So where did the disciples go wrong in their crisis? Well, they panicked too soon. They did not, as the passengers in the plane, fall instantly to prayer. They too had reason to feel, as the Greek puts it, "mega fear". Squalls on the Lake of Galilee today, are still sudden and can be life threatening. All their experience as fishermen told them that.

But first, they should first have reasoned that the boat was unlikely to go down with Messiah in the stern. It never appeared in Scripture that Messiah, the facilitator of God's key purposes, would die in a shipwreck on Lake Galilee. Instead, it was written that Messiah would die in Jerusalem. Second, they should have prayed. They seem simply to have forgotten acts of faith, in a crisis. Only as a last resort, do they remember Jesus' miraculous powers, rudely waking him with the wrong words: "Don't you care......?"

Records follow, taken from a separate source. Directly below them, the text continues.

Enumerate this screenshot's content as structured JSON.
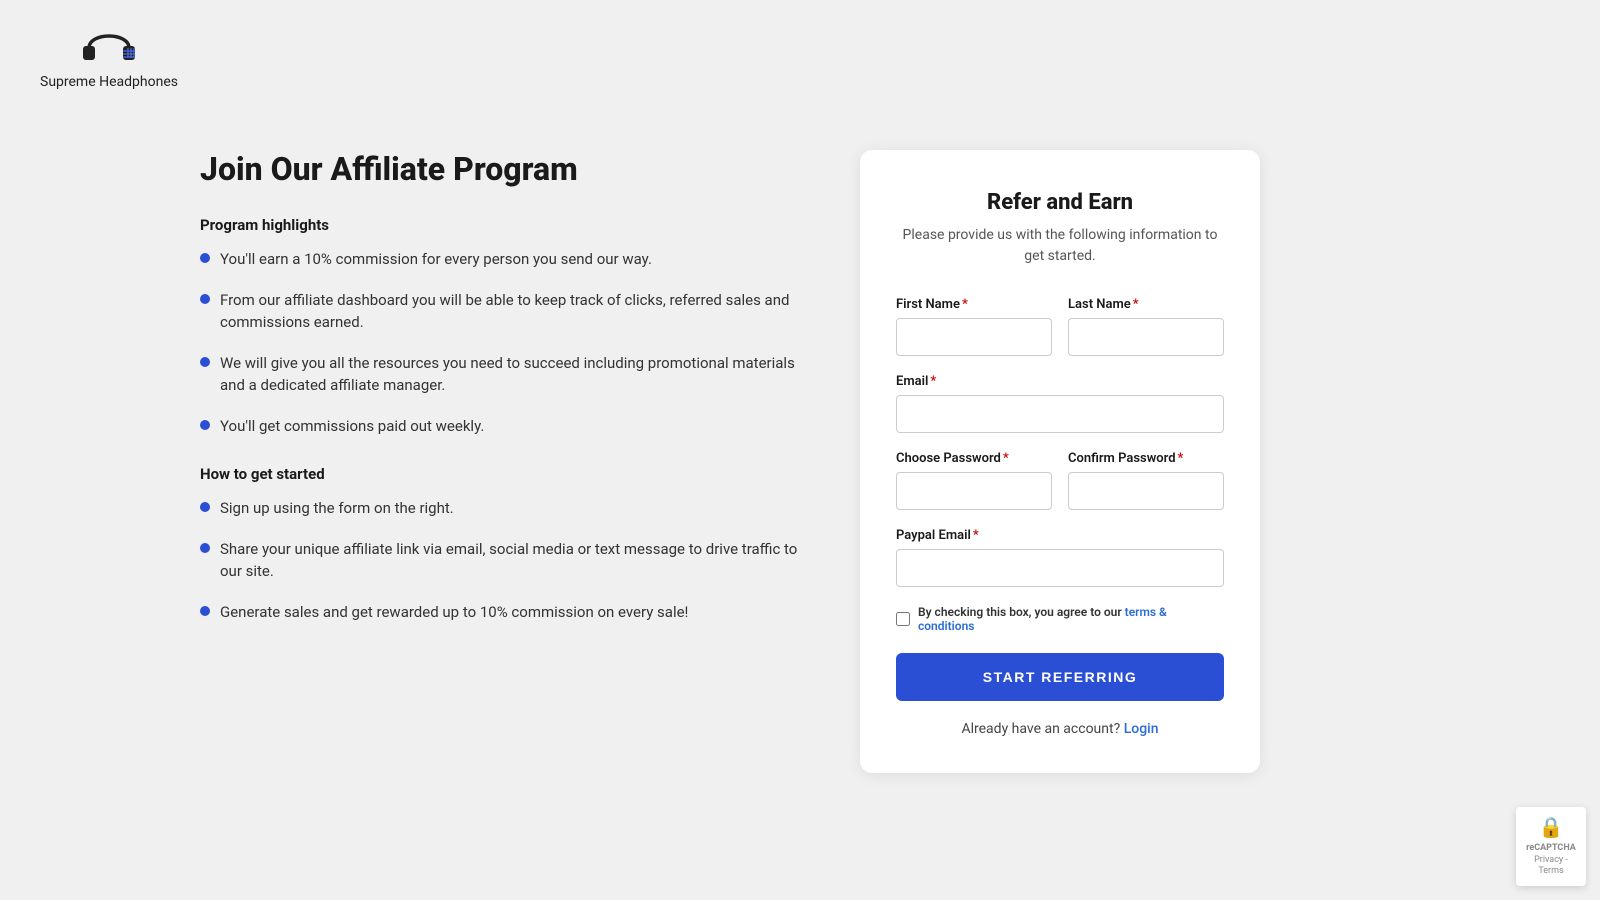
{
  "header": {
    "logo_alt": "Supreme Headphones Logo",
    "brand_name": "Supreme Headphones"
  },
  "left": {
    "page_title": "Join Our Affiliate Program",
    "highlights_heading": "Program highlights",
    "highlights": [
      "You'll earn a 10% commission for every person you send our way.",
      "From our affiliate dashboard you will be able to keep track of clicks, referred sales and commissions earned.",
      "We will give you all the resources you need to succeed including promotional materials and a dedicated affiliate manager.",
      "You'll get commissions paid out weekly."
    ],
    "how_heading": "How to get started",
    "how_items": [
      "Sign up using the form on the right.",
      "Share your unique affiliate link via email, social media or text message to drive traffic to our site.",
      "Generate sales and get rewarded up to 10% commission on every sale!"
    ]
  },
  "form": {
    "title": "Refer and Earn",
    "subtitle": "Please provide us with the following information to get started.",
    "first_name_label": "First Name",
    "last_name_label": "Last Name",
    "email_label": "Email",
    "choose_password_label": "Choose Password",
    "confirm_password_label": "Confirm Password",
    "paypal_email_label": "Paypal Email",
    "checkbox_text": "By checking this box, you agree to our ",
    "terms_text": "terms & conditions",
    "submit_label": "START REFERRING",
    "already_account_text": "Already have an account?",
    "login_text": "Login"
  },
  "recaptcha": {
    "label": "reCAPTCHA",
    "subtext": "Privacy - Terms"
  },
  "colors": {
    "accent": "#2a4fd4",
    "required": "#cc0000",
    "link": "#2a6dd4"
  }
}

Never address Him with the words "Don't you care....?" even if He seems to be doing nothing for you. It is unwise to say to One who will be the Judge of every loving carer who ever lived, that He lacks any care for those who trust in Him. Even if Jesus is currently "asleep" in our life, in his infinite wisdom, He is still "with us" in our boat, just as much as when He is clearly active in our lives. To trust by faith, rather than by sight is the key lesson at the heart of all Scripture. We must demonstrate this kind of faith, not any other sort.

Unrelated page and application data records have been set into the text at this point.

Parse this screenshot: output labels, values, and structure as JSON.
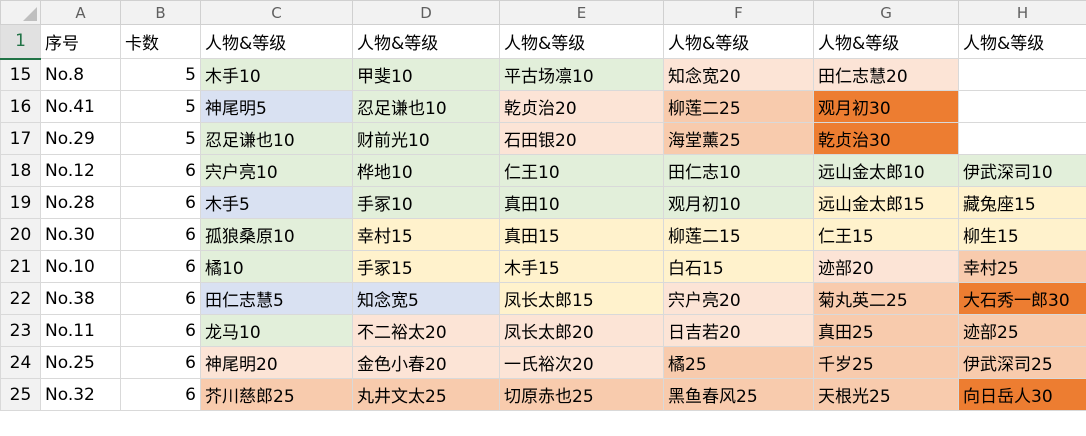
{
  "sheet": {
    "column_letters": [
      "A",
      "B",
      "C",
      "D",
      "E",
      "F",
      "G",
      "H"
    ],
    "header_row": {
      "row_number": "1",
      "cells": [
        "序号",
        "卡数",
        "人物&等级",
        "人物&等级",
        "人物&等级",
        "人物&等级",
        "人物&等级",
        "人物&等级"
      ]
    },
    "colors": {
      "green": "#e2efda",
      "blue": "#d9e1f2",
      "yellow": "#fff2cc",
      "peach": "#fce4d6",
      "salmon": "#f8cbad",
      "orange": "#ed7d31",
      "white": "#ffffff"
    },
    "rows": [
      {
        "row_number": "15",
        "id": "No.8",
        "count": "5",
        "cells": [
          {
            "text": "木手10",
            "color": "green"
          },
          {
            "text": "甲斐10",
            "color": "green"
          },
          {
            "text": "平古场凛10",
            "color": "green"
          },
          {
            "text": "知念宽20",
            "color": "peach"
          },
          {
            "text": "田仁志慧20",
            "color": "peach"
          },
          {
            "text": "",
            "color": "white"
          }
        ]
      },
      {
        "row_number": "16",
        "id": "No.41",
        "count": "5",
        "cells": [
          {
            "text": "神尾明5",
            "color": "blue"
          },
          {
            "text": "忍足谦也10",
            "color": "green"
          },
          {
            "text": "乾贞治20",
            "color": "peach"
          },
          {
            "text": "柳莲二25",
            "color": "salmon"
          },
          {
            "text": "观月初30",
            "color": "orange"
          },
          {
            "text": "",
            "color": "white"
          }
        ]
      },
      {
        "row_number": "17",
        "id": "No.29",
        "count": "5",
        "cells": [
          {
            "text": "忍足谦也10",
            "color": "green"
          },
          {
            "text": "财前光10",
            "color": "green"
          },
          {
            "text": "石田银20",
            "color": "peach"
          },
          {
            "text": "海堂薰25",
            "color": "salmon"
          },
          {
            "text": "乾贞治30",
            "color": "orange"
          },
          {
            "text": "",
            "color": "white"
          }
        ]
      },
      {
        "row_number": "18",
        "id": "No.12",
        "count": "6",
        "cells": [
          {
            "text": "宍户亮10",
            "color": "green"
          },
          {
            "text": "桦地10",
            "color": "green"
          },
          {
            "text": "仁王10",
            "color": "green"
          },
          {
            "text": "田仁志10",
            "color": "green"
          },
          {
            "text": "远山金太郎10",
            "color": "green"
          },
          {
            "text": "伊武深司10",
            "color": "green"
          }
        ]
      },
      {
        "row_number": "19",
        "id": "No.28",
        "count": "6",
        "cells": [
          {
            "text": "木手5",
            "color": "blue"
          },
          {
            "text": "手冢10",
            "color": "green"
          },
          {
            "text": "真田10",
            "color": "green"
          },
          {
            "text": "观月初10",
            "color": "green"
          },
          {
            "text": "远山金太郎15",
            "color": "yellow"
          },
          {
            "text": "藏兔座15",
            "color": "yellow"
          }
        ]
      },
      {
        "row_number": "20",
        "id": "No.30",
        "count": "6",
        "cells": [
          {
            "text": "孤狼桑原10",
            "color": "green"
          },
          {
            "text": "幸村15",
            "color": "yellow"
          },
          {
            "text": "真田15",
            "color": "yellow"
          },
          {
            "text": "柳莲二15",
            "color": "yellow"
          },
          {
            "text": "仁王15",
            "color": "yellow"
          },
          {
            "text": "柳生15",
            "color": "yellow"
          }
        ]
      },
      {
        "row_number": "21",
        "id": "No.10",
        "count": "6",
        "cells": [
          {
            "text": "橘10",
            "color": "green"
          },
          {
            "text": "手冢15",
            "color": "yellow"
          },
          {
            "text": "木手15",
            "color": "yellow"
          },
          {
            "text": "白石15",
            "color": "yellow"
          },
          {
            "text": "迹部20",
            "color": "peach"
          },
          {
            "text": "幸村25",
            "color": "salmon"
          }
        ]
      },
      {
        "row_number": "22",
        "id": "No.38",
        "count": "6",
        "cells": [
          {
            "text": "田仁志慧5",
            "color": "blue"
          },
          {
            "text": "知念宽5",
            "color": "blue"
          },
          {
            "text": "凤长太郎15",
            "color": "yellow"
          },
          {
            "text": "宍户亮20",
            "color": "peach"
          },
          {
            "text": "菊丸英二25",
            "color": "salmon"
          },
          {
            "text": "大石秀一郎30",
            "color": "orange"
          }
        ]
      },
      {
        "row_number": "23",
        "id": "No.11",
        "count": "6",
        "cells": [
          {
            "text": "龙马10",
            "color": "green"
          },
          {
            "text": "不二裕太20",
            "color": "peach"
          },
          {
            "text": "凤长太郎20",
            "color": "peach"
          },
          {
            "text": "日吉若20",
            "color": "peach"
          },
          {
            "text": "真田25",
            "color": "salmon"
          },
          {
            "text": "迹部25",
            "color": "salmon"
          }
        ]
      },
      {
        "row_number": "24",
        "id": "No.25",
        "count": "6",
        "cells": [
          {
            "text": "神尾明20",
            "color": "peach"
          },
          {
            "text": "金色小春20",
            "color": "peach"
          },
          {
            "text": "一氏裕次20",
            "color": "peach"
          },
          {
            "text": "橘25",
            "color": "salmon"
          },
          {
            "text": "千岁25",
            "color": "salmon"
          },
          {
            "text": "伊武深司25",
            "color": "salmon"
          }
        ]
      },
      {
        "row_number": "25",
        "id": "No.32",
        "count": "6",
        "cells": [
          {
            "text": "芥川慈郎25",
            "color": "salmon"
          },
          {
            "text": "丸井文太25",
            "color": "salmon"
          },
          {
            "text": "切原赤也25",
            "color": "salmon"
          },
          {
            "text": "黑鱼春风25",
            "color": "salmon"
          },
          {
            "text": "天根光25",
            "color": "salmon"
          },
          {
            "text": "向日岳人30",
            "color": "orange"
          }
        ]
      }
    ]
  }
}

Jesus reprimanded his disciples for their "lack of faith", with good reason. Today, we must see every crisis as "a test of faith". Falling out of the sky over Manhattan was a test of faith for those praying to Jesus, in that airplane. We are to exhibit trust in Him by faith, not by sight. This is basic to our maturity as Christians. We must, by the grace of God, become "lion-hearted" and resourceful, not "mouse-hearted" and self-pitying, as these disciples were, at this point. We must finally be able to strengthen our weaker brethren, as they came to learn to do.

Jesus calms the storm. The "storm" is like any storm or chaos, made through our own disobedience, running ahead of God's will, by a "credit crunch" made by sinful, greedy and foolish people, or through the direct attack of the Adversary on our very survival. All that matters is that we fully believe that Jesus can save us from that storm, that He can move mountains.

Jesus expects us to mature, to grow beyond children who wake their father or mother in the night, to those who stand firm, knowing that "Emmanuel" is with us. We must assume the love and care of Jesus, even when He is silent. We must assume that though our crisis seems chaotic, it is in the hand of One who will, one day, calm every storm. In English there is an expression "We are all in the same boat together ", meaning that we are all facing the same situation. We must learn to apply it to Jesus.

Jesus walks beside us today, He is with us in every fearful situation and calls us to master our many fears. We have Infinite resources with us to counter our "mega fears" - if we will simply learn to trust Him - completely.

(Alison Bailey Castellina, January 18, 2009)